Once you have checked each line below for the word "icon", give the number of lines that have it and nothing further.

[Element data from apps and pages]
**********
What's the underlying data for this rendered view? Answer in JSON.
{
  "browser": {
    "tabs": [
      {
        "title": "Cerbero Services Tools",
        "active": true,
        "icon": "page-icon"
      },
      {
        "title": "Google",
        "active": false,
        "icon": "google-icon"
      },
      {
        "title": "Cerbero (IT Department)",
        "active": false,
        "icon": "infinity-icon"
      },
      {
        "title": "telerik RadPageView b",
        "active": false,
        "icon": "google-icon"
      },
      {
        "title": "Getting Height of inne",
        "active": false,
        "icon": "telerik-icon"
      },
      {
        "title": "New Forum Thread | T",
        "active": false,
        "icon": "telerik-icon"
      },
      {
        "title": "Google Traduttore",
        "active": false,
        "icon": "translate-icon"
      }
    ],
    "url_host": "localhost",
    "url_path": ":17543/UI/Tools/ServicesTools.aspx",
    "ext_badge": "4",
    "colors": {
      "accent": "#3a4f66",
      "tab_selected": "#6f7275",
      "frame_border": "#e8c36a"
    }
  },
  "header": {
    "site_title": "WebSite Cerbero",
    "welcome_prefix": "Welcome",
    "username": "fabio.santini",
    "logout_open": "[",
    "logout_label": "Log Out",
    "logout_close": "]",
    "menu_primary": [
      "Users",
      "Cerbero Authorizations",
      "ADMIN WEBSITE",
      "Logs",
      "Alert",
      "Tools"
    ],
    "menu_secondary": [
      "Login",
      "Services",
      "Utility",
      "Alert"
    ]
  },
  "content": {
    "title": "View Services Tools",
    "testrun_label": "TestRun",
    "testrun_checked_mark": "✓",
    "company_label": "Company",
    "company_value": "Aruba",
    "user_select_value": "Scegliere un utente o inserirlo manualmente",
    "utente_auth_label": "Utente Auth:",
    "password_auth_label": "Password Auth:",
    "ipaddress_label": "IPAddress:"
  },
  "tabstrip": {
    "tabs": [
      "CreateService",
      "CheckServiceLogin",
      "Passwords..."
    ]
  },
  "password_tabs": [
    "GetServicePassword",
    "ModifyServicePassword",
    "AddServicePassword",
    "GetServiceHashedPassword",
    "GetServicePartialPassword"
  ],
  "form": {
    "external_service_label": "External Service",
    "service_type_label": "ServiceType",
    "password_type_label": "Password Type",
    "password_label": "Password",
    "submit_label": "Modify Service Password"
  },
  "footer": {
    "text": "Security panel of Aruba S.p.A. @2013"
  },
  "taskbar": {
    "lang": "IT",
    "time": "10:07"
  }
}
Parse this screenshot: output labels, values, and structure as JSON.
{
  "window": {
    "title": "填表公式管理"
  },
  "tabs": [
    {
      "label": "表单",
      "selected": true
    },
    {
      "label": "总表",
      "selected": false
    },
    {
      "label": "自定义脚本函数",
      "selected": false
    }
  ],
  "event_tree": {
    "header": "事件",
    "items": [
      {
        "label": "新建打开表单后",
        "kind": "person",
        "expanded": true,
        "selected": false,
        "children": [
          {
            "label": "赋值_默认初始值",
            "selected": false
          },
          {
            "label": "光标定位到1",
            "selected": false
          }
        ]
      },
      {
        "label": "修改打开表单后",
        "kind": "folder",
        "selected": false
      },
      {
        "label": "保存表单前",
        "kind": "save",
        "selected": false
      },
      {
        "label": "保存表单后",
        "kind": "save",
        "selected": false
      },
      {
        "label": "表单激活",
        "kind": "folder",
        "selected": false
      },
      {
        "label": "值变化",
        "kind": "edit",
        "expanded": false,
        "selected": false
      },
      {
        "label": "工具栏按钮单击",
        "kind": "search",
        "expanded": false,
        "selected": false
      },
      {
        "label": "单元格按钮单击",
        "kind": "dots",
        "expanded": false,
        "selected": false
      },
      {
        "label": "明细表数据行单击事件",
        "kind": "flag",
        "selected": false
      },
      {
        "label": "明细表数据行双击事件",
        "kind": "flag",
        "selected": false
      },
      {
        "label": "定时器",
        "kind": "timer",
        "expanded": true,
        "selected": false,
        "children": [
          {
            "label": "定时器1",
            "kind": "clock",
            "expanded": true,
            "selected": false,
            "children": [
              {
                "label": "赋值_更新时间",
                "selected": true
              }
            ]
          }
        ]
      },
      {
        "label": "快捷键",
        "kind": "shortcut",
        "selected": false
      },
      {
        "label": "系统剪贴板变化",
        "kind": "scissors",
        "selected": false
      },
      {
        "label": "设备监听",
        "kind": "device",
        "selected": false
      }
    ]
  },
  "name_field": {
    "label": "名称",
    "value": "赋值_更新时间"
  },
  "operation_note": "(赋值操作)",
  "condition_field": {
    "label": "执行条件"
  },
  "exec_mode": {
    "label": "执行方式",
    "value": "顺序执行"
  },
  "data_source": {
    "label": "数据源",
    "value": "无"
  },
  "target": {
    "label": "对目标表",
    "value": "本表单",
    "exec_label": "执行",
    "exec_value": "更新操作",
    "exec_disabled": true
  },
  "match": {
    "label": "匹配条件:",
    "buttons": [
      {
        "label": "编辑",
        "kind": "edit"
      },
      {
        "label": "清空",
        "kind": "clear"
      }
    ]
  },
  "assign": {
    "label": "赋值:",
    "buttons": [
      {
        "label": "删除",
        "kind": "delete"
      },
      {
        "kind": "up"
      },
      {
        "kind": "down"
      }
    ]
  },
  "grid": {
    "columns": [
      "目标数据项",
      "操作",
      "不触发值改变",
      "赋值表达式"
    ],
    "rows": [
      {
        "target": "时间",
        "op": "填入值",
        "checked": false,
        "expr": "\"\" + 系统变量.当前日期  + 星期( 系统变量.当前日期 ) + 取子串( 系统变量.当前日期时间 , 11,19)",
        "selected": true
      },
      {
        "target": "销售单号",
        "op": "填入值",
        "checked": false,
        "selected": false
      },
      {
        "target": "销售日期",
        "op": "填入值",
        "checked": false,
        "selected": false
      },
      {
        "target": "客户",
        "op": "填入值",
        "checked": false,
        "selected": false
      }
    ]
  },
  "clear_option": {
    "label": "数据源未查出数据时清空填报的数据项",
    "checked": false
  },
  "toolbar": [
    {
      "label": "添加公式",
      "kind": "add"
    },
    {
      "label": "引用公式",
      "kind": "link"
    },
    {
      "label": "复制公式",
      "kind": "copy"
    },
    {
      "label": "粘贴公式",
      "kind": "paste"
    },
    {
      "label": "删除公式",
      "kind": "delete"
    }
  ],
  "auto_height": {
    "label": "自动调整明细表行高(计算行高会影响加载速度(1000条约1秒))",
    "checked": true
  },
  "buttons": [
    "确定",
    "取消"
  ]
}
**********
• The completed task: 7